What the exercise asks » Please restate all of the records word for word, setting the pictures aside.

Extracted records section start

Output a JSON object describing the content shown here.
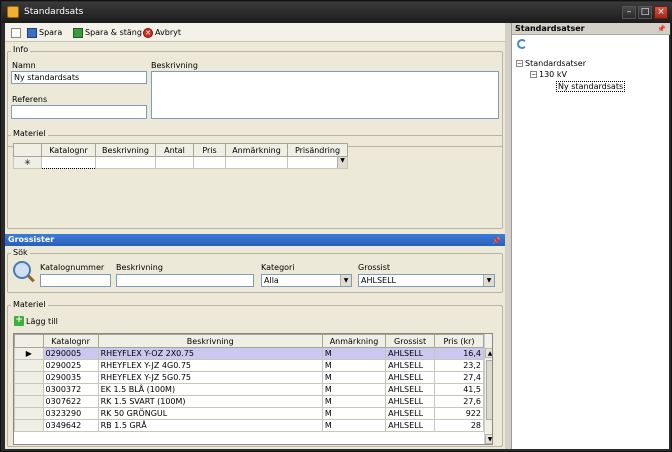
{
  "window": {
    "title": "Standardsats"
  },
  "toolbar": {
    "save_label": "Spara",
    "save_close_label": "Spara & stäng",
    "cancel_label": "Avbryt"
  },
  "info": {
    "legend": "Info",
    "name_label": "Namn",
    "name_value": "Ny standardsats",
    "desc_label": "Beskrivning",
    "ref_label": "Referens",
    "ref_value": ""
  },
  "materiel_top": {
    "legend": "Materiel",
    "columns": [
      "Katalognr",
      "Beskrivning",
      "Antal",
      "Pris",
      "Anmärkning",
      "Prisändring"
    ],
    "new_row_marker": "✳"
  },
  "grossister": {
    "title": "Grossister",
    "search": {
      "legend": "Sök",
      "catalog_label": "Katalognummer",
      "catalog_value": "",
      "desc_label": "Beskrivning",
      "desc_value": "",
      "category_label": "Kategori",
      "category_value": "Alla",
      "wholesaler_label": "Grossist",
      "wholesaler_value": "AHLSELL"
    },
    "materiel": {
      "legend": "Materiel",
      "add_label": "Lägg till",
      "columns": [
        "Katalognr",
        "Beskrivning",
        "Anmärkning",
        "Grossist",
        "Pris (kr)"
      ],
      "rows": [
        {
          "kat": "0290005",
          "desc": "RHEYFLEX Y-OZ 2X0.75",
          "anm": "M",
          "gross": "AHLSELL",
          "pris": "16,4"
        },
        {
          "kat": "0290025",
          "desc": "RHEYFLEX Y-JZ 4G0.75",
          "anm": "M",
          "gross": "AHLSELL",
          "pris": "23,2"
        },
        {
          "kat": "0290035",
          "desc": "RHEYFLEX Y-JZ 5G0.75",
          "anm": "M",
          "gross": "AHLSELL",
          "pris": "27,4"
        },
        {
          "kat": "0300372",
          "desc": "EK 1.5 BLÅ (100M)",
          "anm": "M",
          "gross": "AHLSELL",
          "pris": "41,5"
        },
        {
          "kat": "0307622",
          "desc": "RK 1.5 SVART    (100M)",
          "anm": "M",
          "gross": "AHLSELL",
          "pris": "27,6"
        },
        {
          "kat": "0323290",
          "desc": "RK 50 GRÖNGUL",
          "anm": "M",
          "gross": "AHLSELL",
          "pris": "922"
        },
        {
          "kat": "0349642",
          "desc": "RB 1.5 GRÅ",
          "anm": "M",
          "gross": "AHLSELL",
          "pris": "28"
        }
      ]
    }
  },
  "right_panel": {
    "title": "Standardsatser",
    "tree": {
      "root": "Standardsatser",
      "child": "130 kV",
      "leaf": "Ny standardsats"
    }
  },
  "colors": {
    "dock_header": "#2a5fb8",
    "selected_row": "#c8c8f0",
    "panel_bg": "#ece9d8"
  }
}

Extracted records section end

Task response »
Output a JSON object describing the content shown here.
{
  "window": {
    "title": "Standardsats"
  },
  "toolbar": {
    "save_label": "Spara",
    "save_close_label": "Spara & stäng",
    "cancel_label": "Avbryt"
  },
  "info": {
    "legend": "Info",
    "name_label": "Namn",
    "name_value": "Ny standardsats",
    "desc_label": "Beskrivning",
    "ref_label": "Referens",
    "ref_value": ""
  },
  "materiel_top": {
    "legend": "Materiel",
    "columns": [
      "Katalognr",
      "Beskrivning",
      "Antal",
      "Pris",
      "Anmärkning",
      "Prisändring"
    ],
    "new_row_marker": "✳"
  },
  "grossister": {
    "title": "Grossister",
    "search": {
      "legend": "Sök",
      "catalog_label": "Katalognummer",
      "catalog_value": "",
      "desc_label": "Beskrivning",
      "desc_value": "",
      "category_label": "Kategori",
      "category_value": "Alla",
      "wholesaler_label": "Grossist",
      "wholesaler_value": "AHLSELL"
    },
    "materiel": {
      "legend": "Materiel",
      "add_label": "Lägg till",
      "columns": [
        "Katalognr",
        "Beskrivning",
        "Anmärkning",
        "Grossist",
        "Pris (kr)"
      ],
      "rows": [
        {
          "kat": "0290005",
          "desc": "RHEYFLEX Y-OZ 2X0.75",
          "anm": "M",
          "gross": "AHLSELL",
          "pris": "16,4"
        },
        {
          "kat": "0290025",
          "desc": "RHEYFLEX Y-JZ 4G0.75",
          "anm": "M",
          "gross": "AHLSELL",
          "pris": "23,2"
        },
        {
          "kat": "0290035",
          "desc": "RHEYFLEX Y-JZ 5G0.75",
          "anm": "M",
          "gross": "AHLSELL",
          "pris": "27,4"
        },
        {
          "kat": "0300372",
          "desc": "EK 1.5 BLÅ (100M)",
          "anm": "M",
          "gross": "AHLSELL",
          "pris": "41,5"
        },
        {
          "kat": "0307622",
          "desc": "RK 1.5 SVART    (100M)",
          "anm": "M",
          "gross": "AHLSELL",
          "pris": "27,6"
        },
        {
          "kat": "0323290",
          "desc": "RK 50 GRÖNGUL",
          "anm": "M",
          "gross": "AHLSELL",
          "pris": "922"
        },
        {
          "kat": "0349642",
          "desc": "RB 1.5 GRÅ",
          "anm": "M",
          "gross": "AHLSELL",
          "pris": "28"
        }
      ]
    }
  },
  "right_panel": {
    "title": "Standardsatser",
    "tree": {
      "root": "Standardsatser",
      "child": "130 kV",
      "leaf": "Ny standardsats"
    }
  },
  "colors": {
    "dock_header": "#2a5fb8",
    "selected_row": "#c8c8f0",
    "panel_bg": "#ece9d8"
  }
}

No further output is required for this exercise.